In the second edition of the book, which was recently published in India, Siddiqa added a new chapter on the military’s expanding control over Pakistani media. In the following excerpt from the chapter, she discusses how the military made forays into controlling the media, and the manner in which it was represented in popular culture.

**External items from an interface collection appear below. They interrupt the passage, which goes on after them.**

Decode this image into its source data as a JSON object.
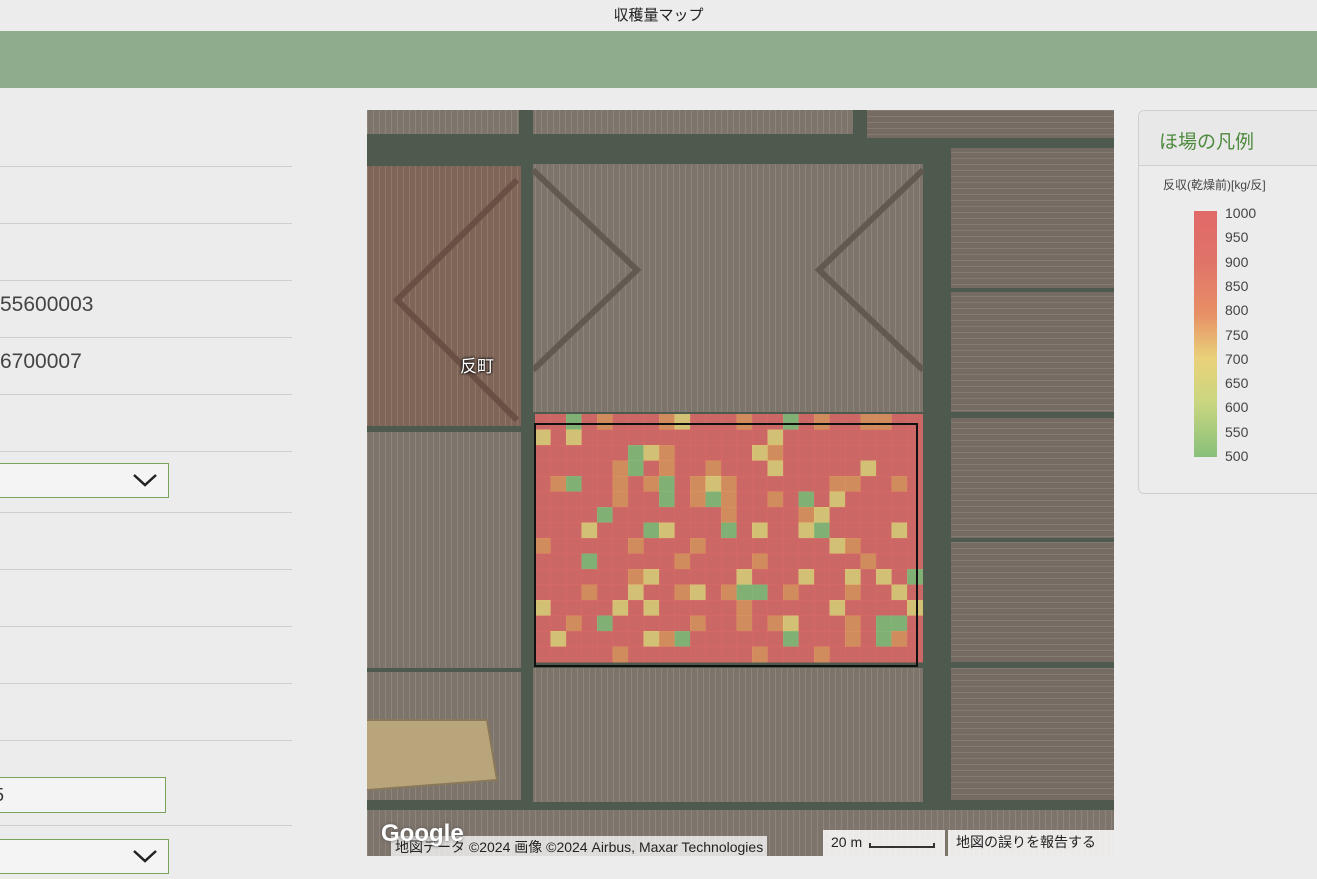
{
  "header": {
    "title": "収穫量マップ"
  },
  "form": {
    "values": [
      "55600003",
      "6700007"
    ],
    "input_partial": "5"
  },
  "map": {
    "place_label": "反町",
    "logo_text": "Google",
    "attribution": "地図データ ©2024 画像 ©2024 Airbus, Maxar Technologies",
    "scale_text": "20 m",
    "report_text": "地図の誤りを報告する"
  },
  "legend": {
    "title": "ほ場の凡例",
    "unit": "反収(乾燥前)[kg/反]",
    "ticks": [
      "1000",
      "950",
      "900",
      "850",
      "800",
      "750",
      "700",
      "650",
      "600",
      "550",
      "500"
    ],
    "colors": {
      "high": "#e06a68",
      "mid": "#e9d27a",
      "low": "#88c07a"
    }
  },
  "colors": {
    "band": "#8fac8c",
    "accent_border": "#7ca35a",
    "legend_title": "#4d8a3d"
  }
}
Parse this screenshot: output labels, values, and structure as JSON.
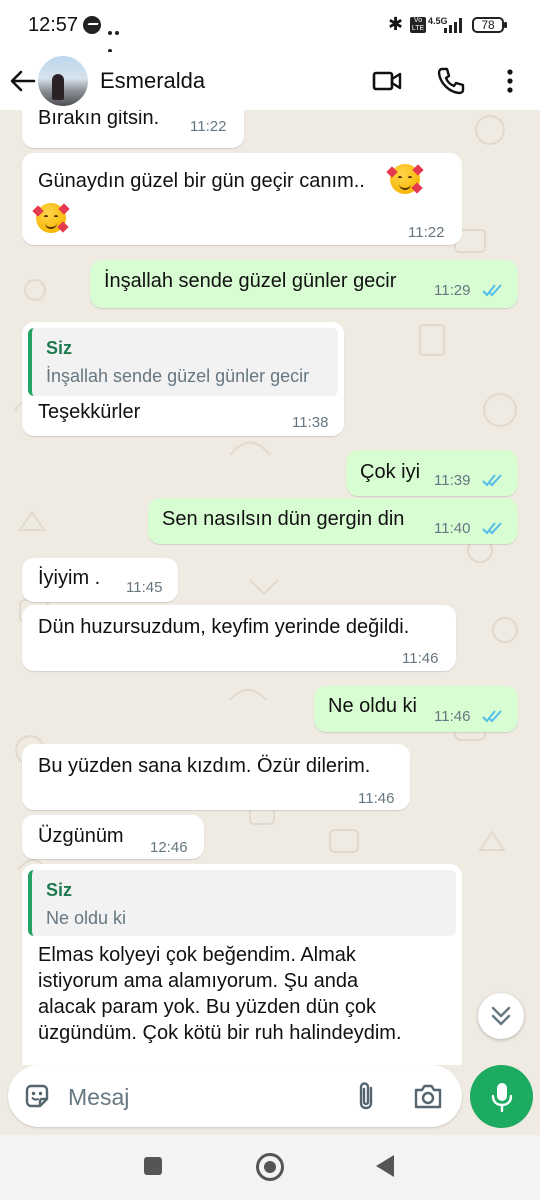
{
  "status_bar": {
    "time": "12:57",
    "network": "4.5G",
    "battery": "78"
  },
  "header": {
    "contact_name": "Esmeralda"
  },
  "messages": [
    {
      "dir": "in",
      "text": "Bırakın gitsin.",
      "time": "11:22"
    },
    {
      "dir": "in",
      "text": "Günaydın güzel bir gün geçir canım..",
      "time": "11:22"
    },
    {
      "dir": "out",
      "text": "İnşallah sende güzel günler gecir",
      "time": "11:29"
    },
    {
      "dir": "in",
      "quote_author": "Siz",
      "quote_text": "İnşallah sende güzel günler gecir",
      "text": "Teşekkürler",
      "time": "11:38"
    },
    {
      "dir": "out",
      "text": "Çok iyi",
      "time": "11:39"
    },
    {
      "dir": "out",
      "text": "Sen nasılsın dün gergin din",
      "time": "11:40"
    },
    {
      "dir": "in",
      "text": "İyiyim .",
      "time": "11:45"
    },
    {
      "dir": "in",
      "text": "Dün huzursuzdum, keyfim yerinde değildi.",
      "time": "11:46"
    },
    {
      "dir": "out",
      "text": "Ne oldu ki",
      "time": "11:46"
    },
    {
      "dir": "in",
      "text": "Bu yüzden sana kızdım. Özür dilerim.",
      "time": "11:46"
    },
    {
      "dir": "in",
      "text": "Üzgünüm",
      "time": "12:46"
    },
    {
      "dir": "in",
      "quote_author": "Siz",
      "quote_text": "Ne oldu ki",
      "lines": [
        "Elmas kolyeyi çok beğendim. Almak",
        "istiyorum ama alamıyorum. Şu anda",
        "alacak param yok. Bu yüzden dün çok",
        "üzgündüm. Çok kötü bir ruh halindeydim."
      ]
    }
  ],
  "composer": {
    "placeholder": "Mesaj"
  },
  "colors": {
    "accent": "#1daa61",
    "outgoing": "#d9fdd3",
    "incoming": "#ffffff",
    "read_ticks": "#53bdeb",
    "chat_bg": "#efeae2"
  }
}
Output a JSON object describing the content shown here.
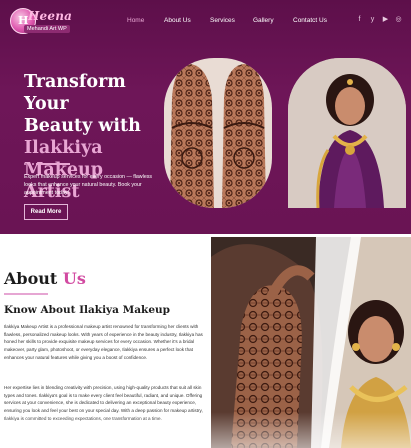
{
  "brand": {
    "logo_name": "Heena",
    "logo_tagline": "Mehandi Art WP",
    "logo_badge_letter": "H"
  },
  "nav": {
    "items": [
      {
        "label": "Home",
        "active": true
      },
      {
        "label": "About Us",
        "active": false
      },
      {
        "label": "Services",
        "active": false
      },
      {
        "label": "Gallery",
        "active": false
      },
      {
        "label": "Contatct Us",
        "active": false
      }
    ]
  },
  "social": {
    "icons": [
      "facebook-icon",
      "twitter-icon",
      "youtube-icon",
      "instagram-icon"
    ],
    "glyphs": [
      "f",
      "y",
      "▶",
      "◎"
    ]
  },
  "hero": {
    "title_line1": "Transform Your",
    "title_line2": "Beauty with",
    "title_accent": "Ilakkiya Makeup Artist",
    "description": "Expert makeup services for every occasion — flawless looks that enhance your natural beauty. Book your appointment today!",
    "cta_label": "Read More"
  },
  "about": {
    "title": "About",
    "title_accent": "Us",
    "subtitle": "Know About Ilakiya Makeup",
    "paragraph1": "Ilakkiya Makeup Artist is a professional makeup artist renowned for transforming her clients with flawless, personalized makeup looks. With years of experience in the beauty industry, Ilakkiya has honed her skills to provide exquisite makeup services for every occasion. Whether it's a bridal makeover, party glam, photoshoot, or everyday elegance, Ilakkiya ensures a perfect look that enhances your natural features while giving you a boost of confidence.",
    "paragraph2": "Her expertise lies in blending creativity with precision, using high-quality products that suit all skin types and tones. Ilakkiya's goal is to make every client feel beautiful, radiant, and unique. Offering services at your convenience, she is dedicated to delivering an exceptional beauty experience, ensuring you look and feel your best on your special day. With a deep passion for makeup artistry, Ilakkiya is committed to exceeding expectations, one transformation at a time."
  },
  "colors": {
    "hero_bg": "#6a1454",
    "accent_pink": "#e8a6d3",
    "about_accent": "#d24aa1"
  }
}
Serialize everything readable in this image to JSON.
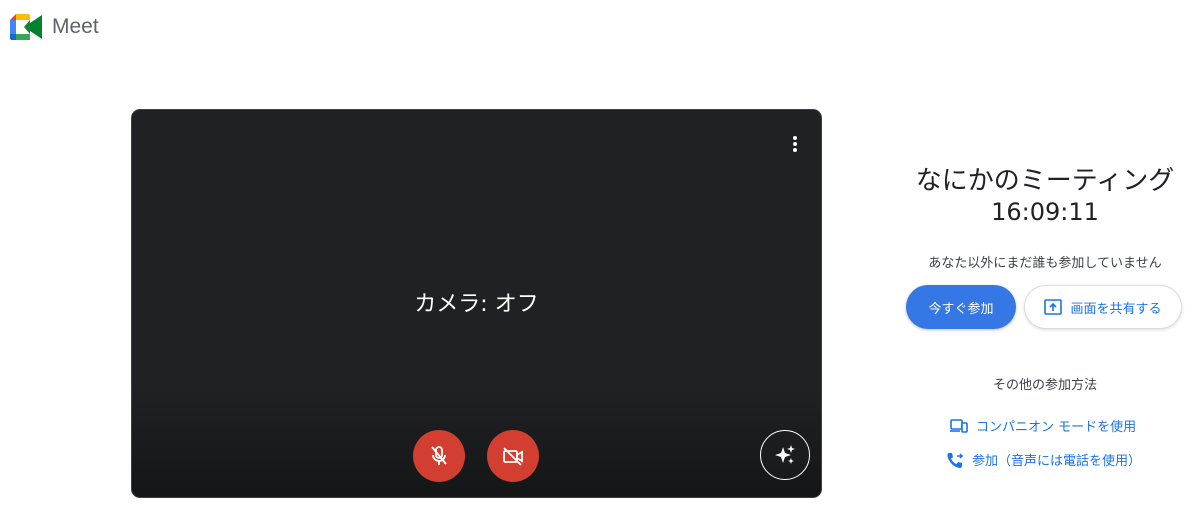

While a similar pattern of presenting internal conflict as externally driven violence could be found in India too, in Pakistan’s case the issue is a bit more complex. The country’s army is as uncomfortable with ethnic politics as the founding father, who referred to ethnic politics as a ‘menace’ that had to be fought. The ongoing conflict in Baluchistan is a reminder of holes in the fabric of nationalism that Jinnah tried to build or that is now being constructed by the military or some of the right-wing forces. Since expanding the media, the army appears to have very systematically encouraged a security-establishment friendly narrative but has also developed a new nationalist discourse to keep its institution relevant not only for the state but for society as well. With the help of the media, the security establishment has managed to affect people’s thinking. The image of a nationalist soldier, who is highly professional, yet upholds the religious and cultural values of an Islamic republic, have fed the nationalist discourse. In order to influence both the narrative and the discourse, the military has developed an extensive communication structure and a strategy to engage with the formal civil society and with society at large.